§ Records:
####################

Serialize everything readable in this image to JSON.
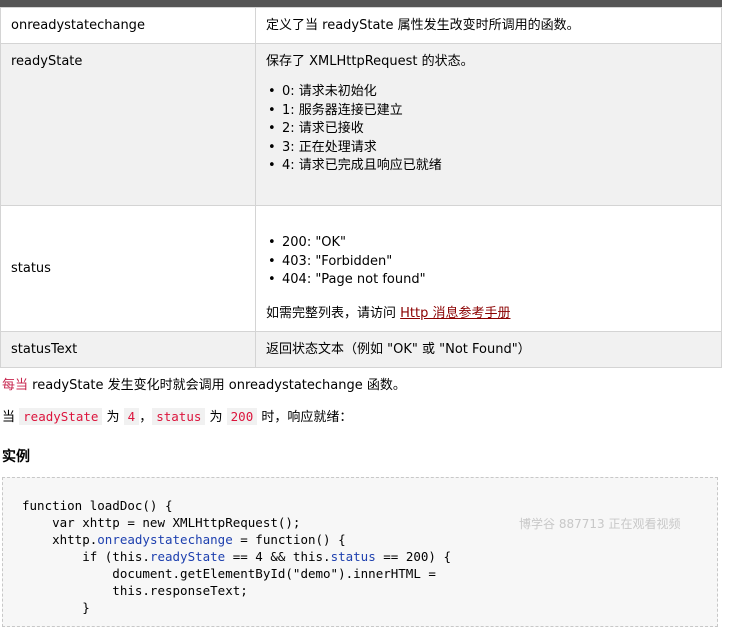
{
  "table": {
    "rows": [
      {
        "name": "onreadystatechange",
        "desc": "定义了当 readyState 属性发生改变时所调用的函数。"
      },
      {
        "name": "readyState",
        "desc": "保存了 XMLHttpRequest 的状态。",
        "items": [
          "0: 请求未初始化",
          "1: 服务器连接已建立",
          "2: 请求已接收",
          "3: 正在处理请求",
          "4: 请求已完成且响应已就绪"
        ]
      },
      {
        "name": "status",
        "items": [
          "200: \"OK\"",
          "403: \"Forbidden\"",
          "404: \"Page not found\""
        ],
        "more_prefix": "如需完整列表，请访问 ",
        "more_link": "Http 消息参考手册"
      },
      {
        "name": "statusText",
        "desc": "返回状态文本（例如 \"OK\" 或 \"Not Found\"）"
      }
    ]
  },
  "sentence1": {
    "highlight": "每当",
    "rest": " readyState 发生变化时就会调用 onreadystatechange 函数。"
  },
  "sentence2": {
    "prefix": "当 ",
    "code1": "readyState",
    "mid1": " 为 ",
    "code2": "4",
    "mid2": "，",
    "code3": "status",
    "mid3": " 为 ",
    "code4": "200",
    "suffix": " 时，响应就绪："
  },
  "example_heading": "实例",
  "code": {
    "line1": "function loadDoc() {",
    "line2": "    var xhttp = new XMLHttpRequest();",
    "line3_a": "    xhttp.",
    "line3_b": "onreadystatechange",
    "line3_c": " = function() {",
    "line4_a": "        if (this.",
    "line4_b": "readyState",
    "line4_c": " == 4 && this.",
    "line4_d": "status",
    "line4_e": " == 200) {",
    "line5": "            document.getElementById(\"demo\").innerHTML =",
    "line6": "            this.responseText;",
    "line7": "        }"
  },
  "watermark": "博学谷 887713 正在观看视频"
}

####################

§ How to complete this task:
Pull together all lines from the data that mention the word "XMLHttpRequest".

§ The answer:
        "desc": "保存了 XMLHttpRequest 的状态。",
    "line2": "    var xhttp = new XMLHttpRequest();",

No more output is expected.